§ **Dataset extract**:
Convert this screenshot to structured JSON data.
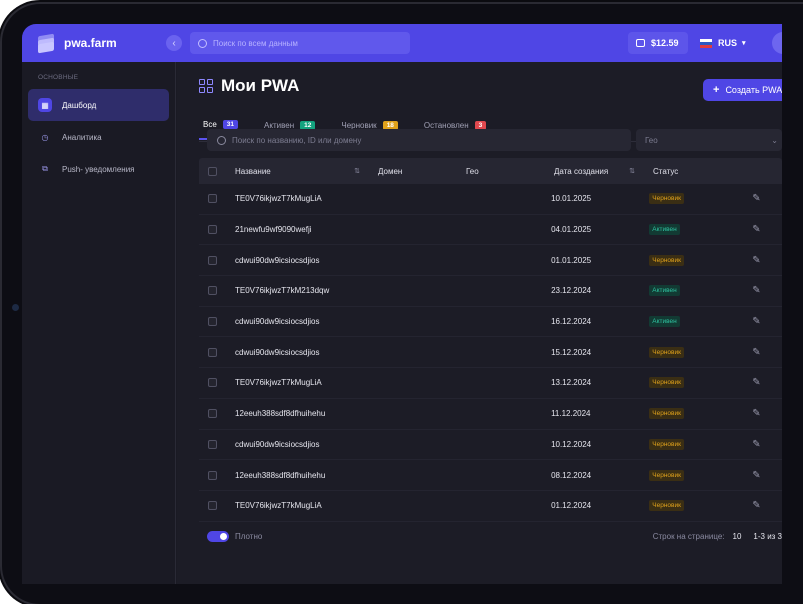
{
  "app": {
    "name": "pwa.farm"
  },
  "topbar": {
    "search_placeholder": "Поиск по всем данным",
    "balance": "$12.59",
    "language": "RUS"
  },
  "sidebar": {
    "section_label": "ОСНОВНЫЕ",
    "items": [
      {
        "label": "Дашборд",
        "icon": "dashboard-icon",
        "active": true
      },
      {
        "label": "Аналитика",
        "icon": "analytics-icon",
        "active": false
      },
      {
        "label": "Push- уведомления",
        "icon": "push-notifications-icon",
        "active": false
      }
    ]
  },
  "page": {
    "title": "Мои PWA",
    "create_button": "Создать PWA"
  },
  "tabs": [
    {
      "label": "Все",
      "count": "31",
      "color": "#4f46e5",
      "active": true
    },
    {
      "label": "Активен",
      "count": "12",
      "color": "#14a37f",
      "active": false
    },
    {
      "label": "Черновик",
      "count": "18",
      "color": "#e0a21b",
      "active": false
    },
    {
      "label": "Остановлен",
      "count": "3",
      "color": "#e0484e",
      "active": false
    }
  ],
  "filters": {
    "search_placeholder": "Поиск по названию, ID или домену",
    "geo_placeholder": "Гео"
  },
  "table": {
    "columns": [
      "Название",
      "Домен",
      "Гео",
      "Дата создания",
      "Статус"
    ],
    "rows": [
      {
        "name": "TE0V76ikjwzT7kMugLiA",
        "domain": "",
        "geo": "",
        "date": "10.01.2025",
        "status": "Черновик"
      },
      {
        "name": "21newfu9wf9090wefji",
        "domain": "",
        "geo": "",
        "date": "04.01.2025",
        "status": "Активен"
      },
      {
        "name": "cdwui90dw9icsiocsdjios",
        "domain": "",
        "geo": "",
        "date": "01.01.2025",
        "status": "Черновик"
      },
      {
        "name": "TE0V76ikjwzT7kM213dqw",
        "domain": "",
        "geo": "",
        "date": "23.12.2024",
        "status": "Активен"
      },
      {
        "name": "cdwui90dw9icsiocsdjios",
        "domain": "",
        "geo": "",
        "date": "16.12.2024",
        "status": "Активен"
      },
      {
        "name": "cdwui90dw9icsiocsdjios",
        "domain": "",
        "geo": "",
        "date": "15.12.2024",
        "status": "Черновик"
      },
      {
        "name": "TE0V76ikjwzT7kMugLiA",
        "domain": "",
        "geo": "",
        "date": "13.12.2024",
        "status": "Черновик"
      },
      {
        "name": "12eeuh388sdf8dfhuihehu",
        "domain": "",
        "geo": "",
        "date": "11.12.2024",
        "status": "Черновик"
      },
      {
        "name": "cdwui90dw9icsiocsdjios",
        "domain": "",
        "geo": "",
        "date": "10.12.2024",
        "status": "Черновик"
      },
      {
        "name": "12eeuh388sdf8dfhuihehu",
        "domain": "",
        "geo": "",
        "date": "08.12.2024",
        "status": "Черновик"
      },
      {
        "name": "TE0V76ikjwzT7kMugLiA",
        "domain": "",
        "geo": "",
        "date": "01.12.2024",
        "status": "Черновик"
      }
    ]
  },
  "footer": {
    "toggle_label": "Плотно",
    "rows_per_page_label": "Строк на странице:",
    "rows_per_page": "10",
    "range": "1-3 из 3"
  },
  "status_colors": {
    "Черновик": {
      "bg": "#3a2e14",
      "fg": "#e0a21b"
    },
    "Активен": {
      "bg": "#123a33",
      "fg": "#2fc2a0"
    }
  },
  "colors": {
    "accent": "#4f46e5",
    "background": "#1c1c26"
  }
}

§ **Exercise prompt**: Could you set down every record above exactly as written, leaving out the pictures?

§ **Output**:
Convert this screenshot to structured JSON data.
{
  "app": {
    "name": "pwa.farm"
  },
  "topbar": {
    "search_placeholder": "Поиск по всем данным",
    "balance": "$12.59",
    "language": "RUS"
  },
  "sidebar": {
    "section_label": "ОСНОВНЫЕ",
    "items": [
      {
        "label": "Дашборд",
        "icon": "dashboard-icon",
        "active": true
      },
      {
        "label": "Аналитика",
        "icon": "analytics-icon",
        "active": false
      },
      {
        "label": "Push- уведомления",
        "icon": "push-notifications-icon",
        "active": false
      }
    ]
  },
  "page": {
    "title": "Мои PWA",
    "create_button": "Создать PWA"
  },
  "tabs": [
    {
      "label": "Все",
      "count": "31",
      "color": "#4f46e5",
      "active": true
    },
    {
      "label": "Активен",
      "count": "12",
      "color": "#14a37f",
      "active": false
    },
    {
      "label": "Черновик",
      "count": "18",
      "color": "#e0a21b",
      "active": false
    },
    {
      "label": "Остановлен",
      "count": "3",
      "color": "#e0484e",
      "active": false
    }
  ],
  "filters": {
    "search_placeholder": "Поиск по названию, ID или домену",
    "geo_placeholder": "Гео"
  },
  "table": {
    "columns": [
      "Название",
      "Домен",
      "Гео",
      "Дата создания",
      "Статус"
    ],
    "rows": [
      {
        "name": "TE0V76ikjwzT7kMugLiA",
        "domain": "",
        "geo": "",
        "date": "10.01.2025",
        "status": "Черновик"
      },
      {
        "name": "21newfu9wf9090wefji",
        "domain": "",
        "geo": "",
        "date": "04.01.2025",
        "status": "Активен"
      },
      {
        "name": "cdwui90dw9icsiocsdjios",
        "domain": "",
        "geo": "",
        "date": "01.01.2025",
        "status": "Черновик"
      },
      {
        "name": "TE0V76ikjwzT7kM213dqw",
        "domain": "",
        "geo": "",
        "date": "23.12.2024",
        "status": "Активен"
      },
      {
        "name": "cdwui90dw9icsiocsdjios",
        "domain": "",
        "geo": "",
        "date": "16.12.2024",
        "status": "Активен"
      },
      {
        "name": "cdwui90dw9icsiocsdjios",
        "domain": "",
        "geo": "",
        "date": "15.12.2024",
        "status": "Черновик"
      },
      {
        "name": "TE0V76ikjwzT7kMugLiA",
        "domain": "",
        "geo": "",
        "date": "13.12.2024",
        "status": "Черновик"
      },
      {
        "name": "12eeuh388sdf8dfhuihehu",
        "domain": "",
        "geo": "",
        "date": "11.12.2024",
        "status": "Черновик"
      },
      {
        "name": "cdwui90dw9icsiocsdjios",
        "domain": "",
        "geo": "",
        "date": "10.12.2024",
        "status": "Черновик"
      },
      {
        "name": "12eeuh388sdf8dfhuihehu",
        "domain": "",
        "geo": "",
        "date": "08.12.2024",
        "status": "Черновик"
      },
      {
        "name": "TE0V76ikjwzT7kMugLiA",
        "domain": "",
        "geo": "",
        "date": "01.12.2024",
        "status": "Черновик"
      }
    ]
  },
  "footer": {
    "toggle_label": "Плотно",
    "rows_per_page_label": "Строк на странице:",
    "rows_per_page": "10",
    "range": "1-3 из 3"
  },
  "status_colors": {
    "Черновик": {
      "bg": "#3a2e14",
      "fg": "#e0a21b"
    },
    "Активен": {
      "bg": "#123a33",
      "fg": "#2fc2a0"
    }
  },
  "colors": {
    "accent": "#4f46e5",
    "background": "#1c1c26"
  }
}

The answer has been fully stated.